Retype each entry below precisely as it reads.

Records from a dataset:
◆ ◆ ◆ ◆ ◆ ◆ ◆

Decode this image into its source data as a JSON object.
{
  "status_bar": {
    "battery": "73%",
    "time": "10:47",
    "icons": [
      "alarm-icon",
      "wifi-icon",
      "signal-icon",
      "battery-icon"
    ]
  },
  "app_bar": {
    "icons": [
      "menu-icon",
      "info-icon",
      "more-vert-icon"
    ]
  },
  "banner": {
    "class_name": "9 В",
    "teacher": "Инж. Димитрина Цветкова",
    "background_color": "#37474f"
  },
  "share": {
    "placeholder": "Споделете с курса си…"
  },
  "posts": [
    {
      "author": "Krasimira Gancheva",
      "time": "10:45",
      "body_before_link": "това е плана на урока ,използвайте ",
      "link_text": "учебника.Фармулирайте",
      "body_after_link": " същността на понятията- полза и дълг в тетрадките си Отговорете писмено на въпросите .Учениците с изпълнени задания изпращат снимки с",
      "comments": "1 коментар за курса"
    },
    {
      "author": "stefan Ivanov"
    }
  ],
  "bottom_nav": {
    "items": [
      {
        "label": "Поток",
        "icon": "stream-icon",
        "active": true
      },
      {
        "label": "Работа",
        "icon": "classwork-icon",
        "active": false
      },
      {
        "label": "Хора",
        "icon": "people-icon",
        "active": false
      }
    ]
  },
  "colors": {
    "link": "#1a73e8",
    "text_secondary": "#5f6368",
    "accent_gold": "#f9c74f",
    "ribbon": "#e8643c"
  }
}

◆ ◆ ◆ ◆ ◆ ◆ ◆

*Solution to this task*
Decode this image into its source data as a JSON object.
{
  "status_bar": {
    "battery": "73%",
    "time": "10:47",
    "icons": [
      "alarm-icon",
      "wifi-icon",
      "signal-icon",
      "battery-icon"
    ]
  },
  "app_bar": {
    "icons": [
      "menu-icon",
      "info-icon",
      "more-vert-icon"
    ]
  },
  "banner": {
    "class_name": "9 В",
    "teacher": "Инж. Димитрина Цветкова",
    "background_color": "#37474f"
  },
  "share": {
    "placeholder": "Споделете с курса си…"
  },
  "posts": [
    {
      "author": "Krasimira Gancheva",
      "time": "10:45",
      "body_before_link": "това е плана на урока ,използвайте ",
      "link_text": "учебника.Фармулирайте",
      "body_after_link": " същността на понятията- полза и дълг в тетрадките си Отговорете писмено на въпросите .Учениците с изпълнени задания изпращат снимки с",
      "comments": "1 коментар за курса"
    },
    {
      "author": "stefan Ivanov"
    }
  ],
  "bottom_nav": {
    "items": [
      {
        "label": "Поток",
        "icon": "stream-icon",
        "active": true
      },
      {
        "label": "Работа",
        "icon": "classwork-icon",
        "active": false
      },
      {
        "label": "Хора",
        "icon": "people-icon",
        "active": false
      }
    ]
  },
  "colors": {
    "link": "#1a73e8",
    "text_secondary": "#5f6368",
    "accent_gold": "#f9c74f",
    "ribbon": "#e8643c"
  }
}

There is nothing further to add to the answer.